    This is why I strongly urge people to consider their objectives for participating in the hobby and even more strongly, suggest a thorough study and understanding of the prototype before the first board is cut, nail driven or piece of track laid. This hobby has become driven by the ideas of build, build, build; buy, buy, buy, and, in my view, we’re paying a steep price for this shortsighted, unfettered consumerist mindset.

    I do feel there are alternative approaches to the hobby that we brush aside, simply because they are “different.” I’m writing from the perspective of someone who is taking a different path than the mainstream crowd. Not everyone will agree with my views, nor do I expect them too. But for those who are dissatisfied with business as usual, there are other pathways worth exploring together.

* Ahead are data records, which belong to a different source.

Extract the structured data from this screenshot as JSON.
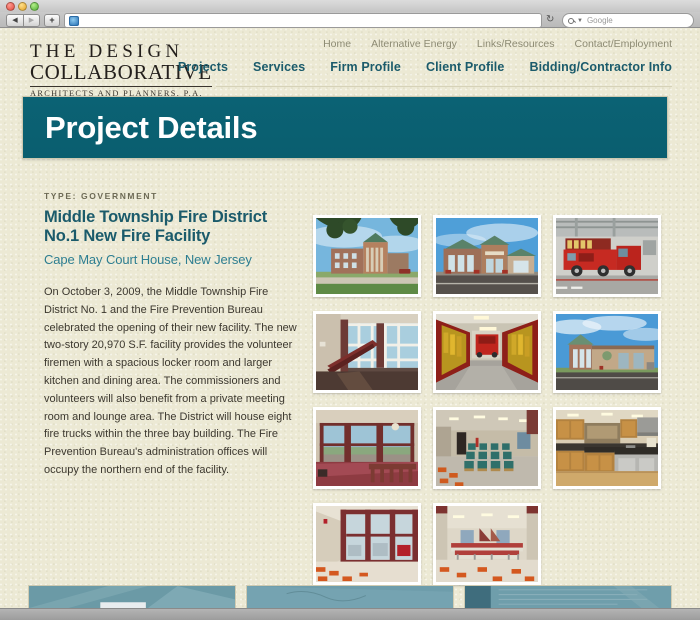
{
  "browser": {
    "window_controls": [
      "close",
      "minimize",
      "zoom"
    ],
    "back_label": "◀",
    "forward_label": "▶",
    "new_tab_label": "+",
    "url_value": "",
    "url_placeholder": "",
    "reload_label": "↻",
    "search_placeholder": "Google",
    "search_value": ""
  },
  "site": {
    "logo": {
      "line1": "THE DESIGN",
      "line2": "COLLABORATIVE",
      "line3": "ARCHITECTS AND PLANNERS, P.A."
    },
    "top_nav": [
      {
        "label": "Home"
      },
      {
        "label": "Alternative Energy"
      },
      {
        "label": "Links/Resources"
      },
      {
        "label": "Contact/Employment"
      }
    ],
    "main_nav": [
      {
        "label": "Projects"
      },
      {
        "label": "Services"
      },
      {
        "label": "Firm Profile"
      },
      {
        "label": "Client Profile"
      },
      {
        "label": "Bidding/Contractor Info"
      }
    ],
    "banner": {
      "title": "Project Details"
    },
    "project": {
      "type_label": "TYPE: GOVERNMENT",
      "title": "Middle Township Fire District No.1 New Fire Facility",
      "location": "Cape May Court House, New Jersey",
      "description": "On October 3, 2009, the Middle Township Fire District No. 1 and the Fire Prevention Bureau celebrated the opening of their new facility. The new two-story 20,970 S.F. facility provides the volunteer firemen with a spacious locker room and larger kitchen and dining area. The commissioners and volunteers will also benefit from a private meeting room and lounge area. The District will house eight fire trucks within the three bay building. The Fire Prevention Bureau's administration offices will occupy the northern end of the facility."
    },
    "gallery": [
      {
        "name": "exterior-front-with-tree"
      },
      {
        "name": "exterior-main-entrance"
      },
      {
        "name": "apparatus-bay-fire-trucks"
      },
      {
        "name": "lobby-stairway"
      },
      {
        "name": "turnout-gear-corridor"
      },
      {
        "name": "exterior-side-elevation"
      },
      {
        "name": "lounge-balcony-windows"
      },
      {
        "name": "meeting-room-seating"
      },
      {
        "name": "commercial-kitchen"
      },
      {
        "name": "interior-window-corridor"
      },
      {
        "name": "dining-hall-tables"
      }
    ],
    "bottom_cards": [
      {
        "name": "project-card-1"
      },
      {
        "name": "project-card-2"
      },
      {
        "name": "project-card-3"
      }
    ],
    "colors": {
      "page_background": "#ece9d4",
      "banner_teal": "#0b6274",
      "nav_teal": "#1b5b6b",
      "top_nav_muted": "#8d8b74",
      "location_teal": "#2d7e91",
      "body_text": "#3c382f"
    }
  }
}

    Ben and I have corresponded via e-mail for several years and I alway appreciate his insights into the hobby.

    Thanks for writing in Robert.


  9. Robert

    This hobby is largely populated by collectors. More is better verses less is more mindsets drive the average guy forward. He doesn’t have a plan beyond planning to get more stuff. The eclectic monster he builds is a closet or worse full of everything that appealed to him or was on sale.

    If, and I say that with hesitation, if he eventually realizes this passion has no direction or purpose, and perhaps redefines his model railroading interests, maybe a railroad will get built. But then there is the matter of what to do about the twenty something road names represented by his locomotive collection alone.

    I guess all I am saying is the pathway to some sanity in this hobby is most likely best served by those who strive for its ultimate expression. An operating railroad in miniature. Having a prototype either real or fictitious…that’s optional, but either way it serves to condense the collecting madness and focus ones attention on a goal. The Roundy rounders will point fingers as such scourge. But we aren’t even close to be discussing those folks here in the context of your blog.
    I appreciate your views and value the worth of such discussion.


  10. mike

    Hi Robert,

    Yes, I agree. The collector mentality is not going away any time soon and it’s more prevalent in scales like O, more than others. In many ways the popular press has done a good job of encouraging operations and in others it has failed miserably (just my view). I notice the hobby is still largely driven by thinking that would be right at home in the 1950s and ’60s despite all the advances we’ve seen in technology. It is more fragmented than ever into various factions, special interest groups, and mindsets, a fact of life we all need to get more comfortable with.

    My assumption is that people will self-select with regard to the content here. Those who find it interesting come back, those who don’t move on to someplace more suited to their views. This is as it should be and how I want it. I’m never going to change anyone’s mind unless they are ready for and open to a different approach.